What the task requires: Set down every record below exactly as written.

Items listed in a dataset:

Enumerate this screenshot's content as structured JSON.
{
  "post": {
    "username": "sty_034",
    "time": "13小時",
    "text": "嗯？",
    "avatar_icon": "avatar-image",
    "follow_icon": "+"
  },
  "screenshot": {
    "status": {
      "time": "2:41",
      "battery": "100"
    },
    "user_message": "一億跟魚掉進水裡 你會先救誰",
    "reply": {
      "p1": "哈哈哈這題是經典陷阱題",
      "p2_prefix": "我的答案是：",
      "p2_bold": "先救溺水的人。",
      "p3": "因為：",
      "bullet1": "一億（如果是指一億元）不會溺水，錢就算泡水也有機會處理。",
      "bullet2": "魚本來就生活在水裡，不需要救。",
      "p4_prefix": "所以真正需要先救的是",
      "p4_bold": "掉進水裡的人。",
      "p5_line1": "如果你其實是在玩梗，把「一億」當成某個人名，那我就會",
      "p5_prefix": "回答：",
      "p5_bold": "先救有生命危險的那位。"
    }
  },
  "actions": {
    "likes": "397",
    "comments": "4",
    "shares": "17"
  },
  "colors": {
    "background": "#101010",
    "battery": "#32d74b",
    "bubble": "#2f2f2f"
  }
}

Answer for the task:
Enumerate this screenshot's content as structured JSON.
{
  "post": {
    "username": "sty_034",
    "time": "13小時",
    "text": "嗯？",
    "avatar_icon": "avatar-image",
    "follow_icon": "+"
  },
  "screenshot": {
    "status": {
      "time": "2:41",
      "battery": "100"
    },
    "user_message": "一億跟魚掉進水裡 你會先救誰",
    "reply": {
      "p1": "哈哈哈這題是經典陷阱題",
      "p2_prefix": "我的答案是：",
      "p2_bold": "先救溺水的人。",
      "p3": "因為：",
      "bullet1": "一億（如果是指一億元）不會溺水，錢就算泡水也有機會處理。",
      "bullet2": "魚本來就生活在水裡，不需要救。",
      "p4_prefix": "所以真正需要先救的是",
      "p4_bold": "掉進水裡的人。",
      "p5_line1": "如果你其實是在玩梗，把「一億」當成某個人名，那我就會",
      "p5_prefix": "回答：",
      "p5_bold": "先救有生命危險的那位。"
    }
  },
  "actions": {
    "likes": "397",
    "comments": "4",
    "shares": "17"
  },
  "colors": {
    "background": "#101010",
    "battery": "#32d74b",
    "bubble": "#2f2f2f"
  }
}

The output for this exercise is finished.